*** RECORDS FOR THIS TASK ***

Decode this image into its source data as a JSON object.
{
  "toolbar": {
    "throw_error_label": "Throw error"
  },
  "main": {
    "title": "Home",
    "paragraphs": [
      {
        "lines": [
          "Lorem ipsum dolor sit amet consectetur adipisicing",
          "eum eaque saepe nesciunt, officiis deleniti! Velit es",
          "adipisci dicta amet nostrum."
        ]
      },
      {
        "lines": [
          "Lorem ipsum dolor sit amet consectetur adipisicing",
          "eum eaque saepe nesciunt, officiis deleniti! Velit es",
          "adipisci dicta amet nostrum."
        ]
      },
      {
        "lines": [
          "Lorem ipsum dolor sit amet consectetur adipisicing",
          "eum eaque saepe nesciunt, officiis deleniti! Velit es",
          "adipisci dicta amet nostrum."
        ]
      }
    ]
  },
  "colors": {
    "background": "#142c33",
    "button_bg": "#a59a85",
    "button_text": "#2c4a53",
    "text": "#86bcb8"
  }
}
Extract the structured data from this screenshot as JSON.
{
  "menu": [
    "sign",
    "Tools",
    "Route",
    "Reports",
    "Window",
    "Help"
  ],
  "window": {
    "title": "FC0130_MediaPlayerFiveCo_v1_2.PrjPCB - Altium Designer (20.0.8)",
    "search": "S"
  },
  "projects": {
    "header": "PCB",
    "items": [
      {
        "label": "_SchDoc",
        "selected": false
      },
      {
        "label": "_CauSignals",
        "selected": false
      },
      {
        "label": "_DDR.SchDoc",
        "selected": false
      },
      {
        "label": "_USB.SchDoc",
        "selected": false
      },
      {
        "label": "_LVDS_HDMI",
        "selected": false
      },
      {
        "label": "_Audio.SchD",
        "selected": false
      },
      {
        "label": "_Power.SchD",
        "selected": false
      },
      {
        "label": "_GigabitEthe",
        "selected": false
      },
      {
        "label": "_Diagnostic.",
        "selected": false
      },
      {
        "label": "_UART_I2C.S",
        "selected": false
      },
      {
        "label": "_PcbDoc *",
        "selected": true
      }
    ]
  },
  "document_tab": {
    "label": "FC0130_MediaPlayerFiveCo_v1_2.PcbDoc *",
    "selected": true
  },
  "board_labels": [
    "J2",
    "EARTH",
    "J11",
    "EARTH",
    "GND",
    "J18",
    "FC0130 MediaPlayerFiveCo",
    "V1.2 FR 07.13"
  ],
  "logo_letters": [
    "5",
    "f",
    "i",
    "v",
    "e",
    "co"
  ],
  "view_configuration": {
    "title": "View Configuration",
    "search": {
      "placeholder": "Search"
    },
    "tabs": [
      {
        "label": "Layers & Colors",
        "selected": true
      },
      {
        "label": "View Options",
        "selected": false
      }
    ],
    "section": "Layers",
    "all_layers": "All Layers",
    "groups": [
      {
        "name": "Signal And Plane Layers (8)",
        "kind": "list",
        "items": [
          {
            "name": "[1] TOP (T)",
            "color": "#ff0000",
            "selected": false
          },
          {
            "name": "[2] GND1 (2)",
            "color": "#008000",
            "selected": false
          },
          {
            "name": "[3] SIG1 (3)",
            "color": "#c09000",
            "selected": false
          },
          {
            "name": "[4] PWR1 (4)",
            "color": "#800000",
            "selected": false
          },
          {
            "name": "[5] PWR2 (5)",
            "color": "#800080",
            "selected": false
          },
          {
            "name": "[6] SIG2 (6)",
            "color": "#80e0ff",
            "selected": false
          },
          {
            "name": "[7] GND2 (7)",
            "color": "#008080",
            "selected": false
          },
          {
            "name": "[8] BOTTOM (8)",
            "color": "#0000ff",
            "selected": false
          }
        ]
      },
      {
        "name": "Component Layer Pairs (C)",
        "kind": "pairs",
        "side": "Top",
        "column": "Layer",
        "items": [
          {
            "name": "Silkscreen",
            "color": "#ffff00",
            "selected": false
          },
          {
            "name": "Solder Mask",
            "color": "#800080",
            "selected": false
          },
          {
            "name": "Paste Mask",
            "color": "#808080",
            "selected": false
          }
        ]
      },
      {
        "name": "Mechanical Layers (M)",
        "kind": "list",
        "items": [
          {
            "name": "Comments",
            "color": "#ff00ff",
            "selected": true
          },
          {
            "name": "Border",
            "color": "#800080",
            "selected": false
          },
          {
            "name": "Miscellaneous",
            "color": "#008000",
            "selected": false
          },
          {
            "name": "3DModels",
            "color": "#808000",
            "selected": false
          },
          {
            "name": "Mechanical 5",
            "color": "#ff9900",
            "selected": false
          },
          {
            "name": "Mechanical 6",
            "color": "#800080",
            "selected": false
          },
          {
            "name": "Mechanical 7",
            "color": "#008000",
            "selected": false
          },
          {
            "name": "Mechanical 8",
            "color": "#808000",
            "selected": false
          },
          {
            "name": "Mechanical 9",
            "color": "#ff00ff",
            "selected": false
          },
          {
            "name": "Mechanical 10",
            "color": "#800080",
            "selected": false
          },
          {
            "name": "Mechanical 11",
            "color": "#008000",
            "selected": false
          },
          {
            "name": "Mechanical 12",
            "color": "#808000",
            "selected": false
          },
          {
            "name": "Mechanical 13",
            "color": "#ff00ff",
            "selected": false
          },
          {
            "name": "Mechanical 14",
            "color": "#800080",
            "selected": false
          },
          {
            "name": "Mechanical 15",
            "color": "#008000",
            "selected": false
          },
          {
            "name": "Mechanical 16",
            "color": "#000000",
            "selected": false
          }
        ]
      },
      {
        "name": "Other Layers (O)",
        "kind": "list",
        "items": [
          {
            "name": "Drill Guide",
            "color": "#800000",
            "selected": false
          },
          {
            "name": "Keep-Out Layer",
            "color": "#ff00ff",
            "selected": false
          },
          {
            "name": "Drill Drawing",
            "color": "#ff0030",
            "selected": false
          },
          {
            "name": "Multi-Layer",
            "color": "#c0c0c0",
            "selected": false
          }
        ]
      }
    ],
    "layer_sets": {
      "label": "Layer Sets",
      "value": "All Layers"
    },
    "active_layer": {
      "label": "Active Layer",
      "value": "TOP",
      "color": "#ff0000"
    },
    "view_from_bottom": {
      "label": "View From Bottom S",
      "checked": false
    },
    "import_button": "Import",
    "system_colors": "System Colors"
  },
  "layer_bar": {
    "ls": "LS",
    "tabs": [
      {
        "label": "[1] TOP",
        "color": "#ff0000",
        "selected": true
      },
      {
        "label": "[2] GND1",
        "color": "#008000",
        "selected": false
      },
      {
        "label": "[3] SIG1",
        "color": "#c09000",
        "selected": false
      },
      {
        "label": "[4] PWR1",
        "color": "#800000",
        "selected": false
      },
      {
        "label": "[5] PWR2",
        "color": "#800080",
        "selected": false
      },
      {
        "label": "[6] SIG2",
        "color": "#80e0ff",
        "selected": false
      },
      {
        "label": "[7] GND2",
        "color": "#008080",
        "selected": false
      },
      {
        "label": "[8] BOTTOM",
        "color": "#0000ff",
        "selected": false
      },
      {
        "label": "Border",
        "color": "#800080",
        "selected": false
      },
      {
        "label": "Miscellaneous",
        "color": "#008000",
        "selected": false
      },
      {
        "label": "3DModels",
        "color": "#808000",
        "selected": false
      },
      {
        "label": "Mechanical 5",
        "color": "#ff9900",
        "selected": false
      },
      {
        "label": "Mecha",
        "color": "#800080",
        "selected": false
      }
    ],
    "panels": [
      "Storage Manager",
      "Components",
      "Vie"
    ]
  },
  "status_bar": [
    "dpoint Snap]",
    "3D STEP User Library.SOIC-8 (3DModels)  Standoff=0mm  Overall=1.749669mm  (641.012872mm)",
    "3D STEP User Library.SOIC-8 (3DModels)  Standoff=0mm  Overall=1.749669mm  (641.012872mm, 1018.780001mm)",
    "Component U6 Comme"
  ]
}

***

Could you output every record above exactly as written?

| REPLY TO THE EXERCISE |
Decode this image into its source data as a JSON object.
{
  "toolbar": {
    "throw_error_label": "Throw error"
  },
  "main": {
    "title": "Home",
    "paragraphs": [
      {
        "lines": [
          "Lorem ipsum dolor sit amet consectetur adipisicing",
          "eum eaque saepe nesciunt, officiis deleniti! Velit es",
          "adipisci dicta amet nostrum."
        ]
      },
      {
        "lines": [
          "Lorem ipsum dolor sit amet consectetur adipisicing",
          "eum eaque saepe nesciunt, officiis deleniti! Velit es",
          "adipisci dicta amet nostrum."
        ]
      },
      {
        "lines": [
          "Lorem ipsum dolor sit amet consectetur adipisicing",
          "eum eaque saepe nesciunt, officiis deleniti! Velit es",
          "adipisci dicta amet nostrum."
        ]
      }
    ]
  },
  "colors": {
    "background": "#142c33",
    "button_bg": "#a59a85",
    "button_text": "#2c4a53",
    "text": "#86bcb8"
  }
}
Extract the structured data from this screenshot as JSON.
{
  "menu": [
    "sign",
    "Tools",
    "Route",
    "Reports",
    "Window",
    "Help"
  ],
  "window": {
    "title": "FC0130_MediaPlayerFiveCo_v1_2.PrjPCB - Altium Designer (20.0.8)",
    "search": "S"
  },
  "projects": {
    "header": "PCB",
    "items": [
      {
        "label": "_SchDoc",
        "selected": false
      },
      {
        "label": "_CauSignals",
        "selected": false
      },
      {
        "label": "_DDR.SchDoc",
        "selected": false
      },
      {
        "label": "_USB.SchDoc",
        "selected": false
      },
      {
        "label": "_LVDS_HDMI",
        "selected": false
      },
      {
        "label": "_Audio.SchD",
        "selected": false
      },
      {
        "label": "_Power.SchD",
        "selected": false
      },
      {
        "label": "_GigabitEthe",
        "selected": false
      },
      {
        "label": "_Diagnostic.",
        "selected": false
      },
      {
        "label": "_UART_I2C.S",
        "selected": false
      },
      {
        "label": "_PcbDoc *",
        "selected": true
      }
    ]
  },
  "document_tab": {
    "label": "FC0130_MediaPlayerFiveCo_v1_2.PcbDoc *",
    "selected": true
  },
  "board_labels": [
    "J2",
    "EARTH",
    "J11",
    "EARTH",
    "GND",
    "J18",
    "FC0130 MediaPlayerFiveCo",
    "V1.2 FR 07.13"
  ],
  "logo_letters": [
    "5",
    "f",
    "i",
    "v",
    "e",
    "co"
  ],
  "view_configuration": {
    "title": "View Configuration",
    "search": {
      "placeholder": "Search"
    },
    "tabs": [
      {
        "label": "Layers & Colors",
        "selected": true
      },
      {
        "label": "View Options",
        "selected": false
      }
    ],
    "section": "Layers",
    "all_layers": "All Layers",
    "groups": [
      {
        "name": "Signal And Plane Layers (8)",
        "kind": "list",
        "items": [
          {
            "name": "[1] TOP (T)",
            "color": "#ff0000",
            "selected": false
          },
          {
            "name": "[2] GND1 (2)",
            "color": "#008000",
            "selected": false
          },
          {
            "name": "[3] SIG1 (3)",
            "color": "#c09000",
            "selected": false
          },
          {
            "name": "[4] PWR1 (4)",
            "color": "#800000",
            "selected": false
          },
          {
            "name": "[5] PWR2 (5)",
            "color": "#800080",
            "selected": false
          },
          {
            "name": "[6] SIG2 (6)",
            "color": "#80e0ff",
            "selected": false
          },
          {
            "name": "[7] GND2 (7)",
            "color": "#008080",
            "selected": false
          },
          {
            "name": "[8] BOTTOM (8)",
            "color": "#0000ff",
            "selected": false
          }
        ]
      },
      {
        "name": "Component Layer Pairs (C)",
        "kind": "pairs",
        "side": "Top",
        "column": "Layer",
        "items": [
          {
            "name": "Silkscreen",
            "color": "#ffff00",
            "selected": false
          },
          {
            "name": "Solder Mask",
            "color": "#800080",
            "selected": false
          },
          {
            "name": "Paste Mask",
            "color": "#808080",
            "selected": false
          }
        ]
      },
      {
        "name": "Mechanical Layers (M)",
        "kind": "list",
        "items": [
          {
            "name": "Comments",
            "color": "#ff00ff",
            "selected": true
          },
          {
            "name": "Border",
            "color": "#800080",
            "selected": false
          },
          {
            "name": "Miscellaneous",
            "color": "#008000",
            "selected": false
          },
          {
            "name": "3DModels",
            "color": "#808000",
            "selected": false
          },
          {
            "name": "Mechanical 5",
            "color": "#ff9900",
            "selected": false
          },
          {
            "name": "Mechanical 6",
            "color": "#800080",
            "selected": false
          },
          {
            "name": "Mechanical 7",
            "color": "#008000",
            "selected": false
          },
          {
            "name": "Mechanical 8",
            "color": "#808000",
            "selected": false
          },
          {
            "name": "Mechanical 9",
            "color": "#ff00ff",
            "selected": false
          },
          {
            "name": "Mechanical 10",
            "color": "#800080",
            "selected": false
          },
          {
            "name": "Mechanical 11",
            "color": "#008000",
            "selected": false
          },
          {
            "name": "Mechanical 12",
            "color": "#808000",
            "selected": false
          },
          {
            "name": "Mechanical 13",
            "color": "#ff00ff",
            "selected": false
          },
          {
            "name": "Mechanical 14",
            "color": "#800080",
            "selected": false
          },
          {
            "name": "Mechanical 15",
            "color": "#008000",
            "selected": false
          },
          {
            "name": "Mechanical 16",
            "color": "#000000",
            "selected": false
          }
        ]
      },
      {
        "name": "Other Layers (O)",
        "kind": "list",
        "items": [
          {
            "name": "Drill Guide",
            "color": "#800000",
            "selected": false
          },
          {
            "name": "Keep-Out Layer",
            "color": "#ff00ff",
            "selected": false
          },
          {
            "name": "Drill Drawing",
            "color": "#ff0030",
            "selected": false
          },
          {
            "name": "Multi-Layer",
            "color": "#c0c0c0",
            "selected": false
          }
        ]
      }
    ],
    "layer_sets": {
      "label": "Layer Sets",
      "value": "All Layers"
    },
    "active_layer": {
      "label": "Active Layer",
      "value": "TOP",
      "color": "#ff0000"
    },
    "view_from_bottom": {
      "label": "View From Bottom S",
      "checked": false
    },
    "import_button": "Import",
    "system_colors": "System Colors"
  },
  "layer_bar": {
    "ls": "LS",
    "tabs": [
      {
        "label": "[1] TOP",
        "color": "#ff0000",
        "selected": true
      },
      {
        "label": "[2] GND1",
        "color": "#008000",
        "selected": false
      },
      {
        "label": "[3] SIG1",
        "color": "#c09000",
        "selected": false
      },
      {
        "label": "[4] PWR1",
        "color": "#800000",
        "selected": false
      },
      {
        "label": "[5] PWR2",
        "color": "#800080",
        "selected": false
      },
      {
        "label": "[6] SIG2",
        "color": "#80e0ff",
        "selected": false
      },
      {
        "label": "[7] GND2",
        "color": "#008080",
        "selected": false
      },
      {
        "label": "[8] BOTTOM",
        "color": "#0000ff",
        "selected": false
      },
      {
        "label": "Border",
        "color": "#800080",
        "selected": false
      },
      {
        "label": "Miscellaneous",
        "color": "#008000",
        "selected": false
      },
      {
        "label": "3DModels",
        "color": "#808000",
        "selected": false
      },
      {
        "label": "Mechanical 5",
        "color": "#ff9900",
        "selected": false
      },
      {
        "label": "Mecha",
        "color": "#800080",
        "selected": false
      }
    ],
    "panels": [
      "Storage Manager",
      "Components",
      "Vie"
    ]
  },
  "status_bar": [
    "dpoint Snap]",
    "3D STEP User Library.SOIC-8 (3DModels)  Standoff=0mm  Overall=1.749669mm  (641.012872mm)",
    "3D STEP User Library.SOIC-8 (3DModels)  Standoff=0mm  Overall=1.749669mm  (641.012872mm, 1018.780001mm)",
    "Component U6 Comme"
  ]
}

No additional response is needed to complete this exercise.